How’s this for a children’s fairytale?
The story centres around a grand castle with 38 rooms on a tropical island and its colourful occupants including two young princes, a princess and their pesky butler named OB Markus.
Prince Hector the Eldest is bookish and rational; Prince Humphrey the Youngest is rebellious; and Princess Harriet is daring and brash. One night, the children hear a strange, ghostly noise coming from the dungeon and decide to investigate.
The book had been written by Edmund Wee, a book publisher and co-written by Chloe Tong, 24, a University of Warwick postgraduate student and Liana Gurung, 23, a NUS graduate.
If you find the storyline familiar, that’s because it is making reference to the Lee family feud.
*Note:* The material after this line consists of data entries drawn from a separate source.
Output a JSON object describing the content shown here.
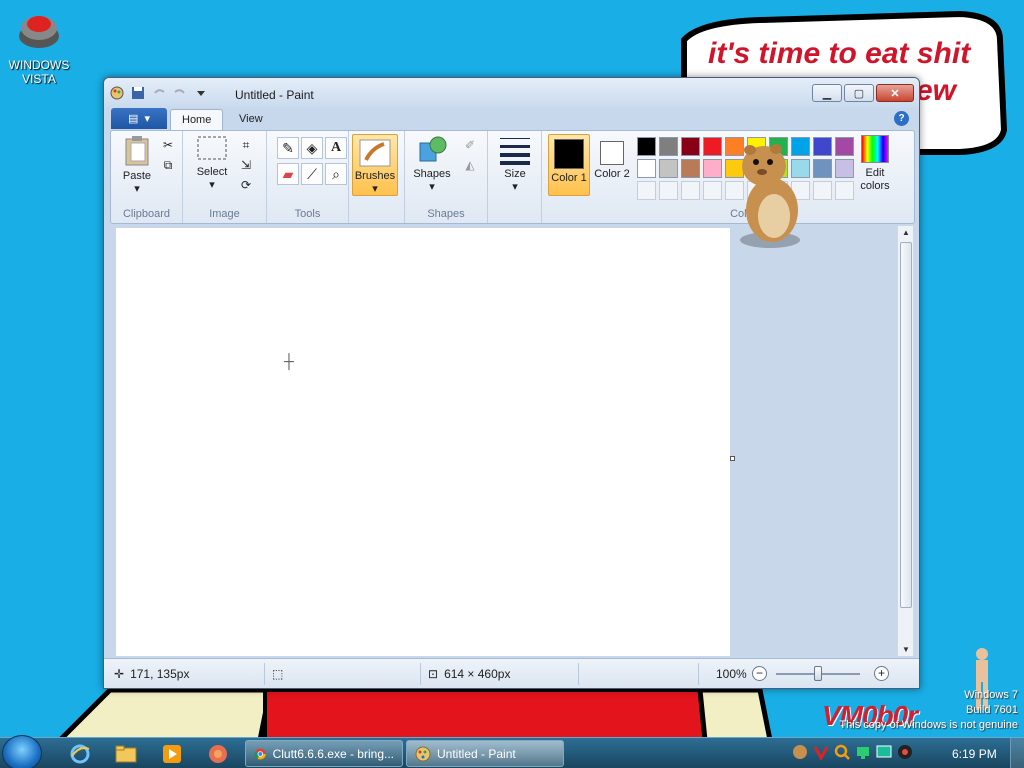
{
  "desktop": {
    "icon_label": "WINDOWS VISTA",
    "bubble_line1": "it's time to eat shit",
    "bubble_line2": "ew",
    "watermark_line1": "Windows 7",
    "watermark_line2": "Build 7601",
    "watermark_line3": "This copy of Windows is not genuine",
    "logo_text": "VM0b0r"
  },
  "window": {
    "title": "Untitled - Paint",
    "tabs": {
      "home": "Home",
      "view": "View"
    },
    "help": "?"
  },
  "ribbon": {
    "groups": {
      "clipboard": "Clipboard",
      "image": "Image",
      "tools": "Tools",
      "shapes": "Shapes",
      "colors": "Colors"
    },
    "paste": "Paste",
    "select": "Select",
    "brushes": "Brushes",
    "shapes": "Shapes",
    "size": "Size",
    "color1": "Color 1",
    "color2": "Color 2",
    "edit_colors": "Edit colors",
    "palette_row1": [
      "#000000",
      "#7f7f7f",
      "#880015",
      "#ed1c24",
      "#ff7f27",
      "#fff200",
      "#22b14c",
      "#00a2e8",
      "#3f48cc",
      "#a349a4"
    ],
    "palette_row2": [
      "#ffffff",
      "#c3c3c3",
      "#b97a57",
      "#ffaec9",
      "#ffc90e",
      "#efe4b0",
      "#b5e61d",
      "#99d9ea",
      "#7092be",
      "#c8bfe7"
    ],
    "color1_value": "#000000",
    "color2_value": "#ffffff"
  },
  "status": {
    "cursor_pos": "171, 135px",
    "canvas_size": "614 × 460px",
    "zoom": "100%"
  },
  "taskbar": {
    "btn_chrome": "Clutt6.6.6.exe - bring...",
    "btn_paint": "Untitled - Paint",
    "clock": "6:19 PM"
  }
}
Wee was reported to have come up with the story idea “on a whim” when Tung and Gurong were doing an internship at Epigram (the publishing house he runs).
Wee says the characters are fictional. The story is not a re-telling of Oxley Road events, though the similarities appear intentional.
“We didn’t want it to be satire for satire’s sake. So you’ll find that The Phantom of Oxley Castle satisfies all the tropes of a fairy tale. All the ‘once upon a time’, ‘happily ever after’ stuff can be expected, but there are also plenty of Easter eggs relating to the saga that adults can pick up on,” Tong was reported to have said.
The book was supposed to have been launched at the Arts House in Old Parliament Lane this Saturday (18th November), however it had been cancelled less than a week before its scheduled date.
Both the publisher and the venue operator each say the other was responsible for the cancellation.